On May 28, 2004, ladywriter from Houston, TX wrote:

When we moved to our current house 4 years ago, a little snowdrop plant came up by our front steps in early February. It was apparently planted by a previous resident. With no care at all, it re-appears and blooms profusely every year.


On Apr 9, 2004, Todd_Boland from St. John's, NL (Zone 5b) wrote:

Snowdrops are always a welcome sight come spring. The double-flowered one is a bit bigger than the norm. My plant came as a division from a plant that was growing in my area before 1940, proving that they are indeed long-lived plants!


On Feb 8, 2003, Baa wrote:

This Snowdrop is thought to be a form that occurs in the wild and has been grown for many centuries. It has also won a RHS Award of Garden Merit.

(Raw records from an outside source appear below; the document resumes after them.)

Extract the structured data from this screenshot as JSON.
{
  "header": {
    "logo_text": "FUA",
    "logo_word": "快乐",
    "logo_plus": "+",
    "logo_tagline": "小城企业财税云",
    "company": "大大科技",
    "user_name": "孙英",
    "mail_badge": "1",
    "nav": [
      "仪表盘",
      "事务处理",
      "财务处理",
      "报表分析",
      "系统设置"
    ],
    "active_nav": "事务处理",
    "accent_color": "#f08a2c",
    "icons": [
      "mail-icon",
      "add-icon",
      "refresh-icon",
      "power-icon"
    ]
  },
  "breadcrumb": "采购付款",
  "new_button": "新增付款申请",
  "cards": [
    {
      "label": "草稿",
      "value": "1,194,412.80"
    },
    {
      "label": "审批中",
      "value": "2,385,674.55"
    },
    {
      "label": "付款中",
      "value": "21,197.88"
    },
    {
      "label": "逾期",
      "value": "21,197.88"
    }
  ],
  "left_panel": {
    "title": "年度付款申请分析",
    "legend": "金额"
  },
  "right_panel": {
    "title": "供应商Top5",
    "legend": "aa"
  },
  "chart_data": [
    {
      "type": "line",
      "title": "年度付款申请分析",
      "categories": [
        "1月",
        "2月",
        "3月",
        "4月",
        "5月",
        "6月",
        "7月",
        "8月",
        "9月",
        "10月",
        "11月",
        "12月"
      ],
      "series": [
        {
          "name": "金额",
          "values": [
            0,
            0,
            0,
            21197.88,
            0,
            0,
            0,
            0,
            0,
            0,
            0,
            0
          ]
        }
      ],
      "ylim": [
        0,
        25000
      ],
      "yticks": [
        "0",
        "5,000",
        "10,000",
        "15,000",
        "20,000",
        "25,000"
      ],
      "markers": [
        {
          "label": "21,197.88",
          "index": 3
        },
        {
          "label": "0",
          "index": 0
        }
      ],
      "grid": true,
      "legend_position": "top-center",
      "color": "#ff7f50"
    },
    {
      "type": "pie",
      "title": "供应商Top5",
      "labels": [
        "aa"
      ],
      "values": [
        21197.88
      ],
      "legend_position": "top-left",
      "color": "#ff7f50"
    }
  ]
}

Has lance shaped, greyish blue green leaves. Bears pure white double flowers with the characteristic green V on the inner petals (yes all of them!). Has a faint scent but if it's cold you may have to breathe on them to smell them.

Flowers mainly January and February.

Loves a moist, well-drained, leafy soil in light shade. They dislike drying out even when dormant.

The double is a sterile form so won't produce seeds. It does multiply well and the bulbs can be divided and replanted when dormant. There is a school of thought that says they should be bought and moved 'in the green' (having s... read more